It took our government nearly 20 years to admit that its use of Agent Orange during the Vietnam War harmed U.S. troops. Now, after 17 frustrating years of struggle with a skeptical bureaucracy, afflicted soldiers from Operation Desert Storm have finally been vindicated in their claim of a âÄúGulf War illness,âÄù characterized by memory loss, lack of concentration, severe headaches, fatigue and pains in different parts of the body, digestive and respiratory problems and skin lesions . A 450-page congressional panel report released earlier this week revealed that one out of four Gulf War veterans âÄî 175,000 people âÄî suffer from serious, long-lasting or permanent brain and nerve damage from their tours of duty.
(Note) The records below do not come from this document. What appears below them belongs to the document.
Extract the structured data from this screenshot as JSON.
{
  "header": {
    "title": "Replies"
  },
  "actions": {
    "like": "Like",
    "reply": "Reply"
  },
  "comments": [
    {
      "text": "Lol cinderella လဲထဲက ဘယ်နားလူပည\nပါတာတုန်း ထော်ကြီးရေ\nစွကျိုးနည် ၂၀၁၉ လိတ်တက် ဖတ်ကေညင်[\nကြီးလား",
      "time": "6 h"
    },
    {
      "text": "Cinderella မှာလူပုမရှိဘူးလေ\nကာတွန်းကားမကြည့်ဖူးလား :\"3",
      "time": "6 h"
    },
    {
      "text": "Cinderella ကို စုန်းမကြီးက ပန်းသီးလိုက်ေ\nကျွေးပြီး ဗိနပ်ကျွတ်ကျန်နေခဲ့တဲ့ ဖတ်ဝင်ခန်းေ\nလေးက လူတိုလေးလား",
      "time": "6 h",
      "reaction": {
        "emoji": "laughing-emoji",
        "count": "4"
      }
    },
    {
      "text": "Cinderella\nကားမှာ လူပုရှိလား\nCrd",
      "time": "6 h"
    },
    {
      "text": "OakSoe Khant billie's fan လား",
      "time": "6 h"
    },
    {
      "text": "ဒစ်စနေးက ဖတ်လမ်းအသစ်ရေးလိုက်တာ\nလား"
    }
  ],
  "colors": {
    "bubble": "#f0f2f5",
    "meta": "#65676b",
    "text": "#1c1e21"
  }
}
The report found evidence which âÄústrongly and consistently indicates âÄú a combination of pyridostigmine bromide pills, premethrin and DEET as the cause of what it labels Gulf War illness. The latter two chemicals are pesticides that were sprayed around barracks, dining halls and uniforms, while the former are anti-nerve gas pills mandatorily administered by the military. ThatâÄôs right: Our government inadvertently poisoned its own soldiers, and is now to blame for thousands upon thousands of chronically ill veterans, most with worsening symptoms, who have been repeatedly denied the treatment and medical coverage guaranteed to them upon enlistment. For those considering joining the armed services because of low casualty rates and military benefits, consider the veterans of the Gulf War, w ho for 17 years have sought compensation from the Department of VeteransâÄô Affairs only to be turned away as whiners and leeches. This long-overdue report provides a chilling reminder of the true cost of war, which often remains hidden until years after combat is through.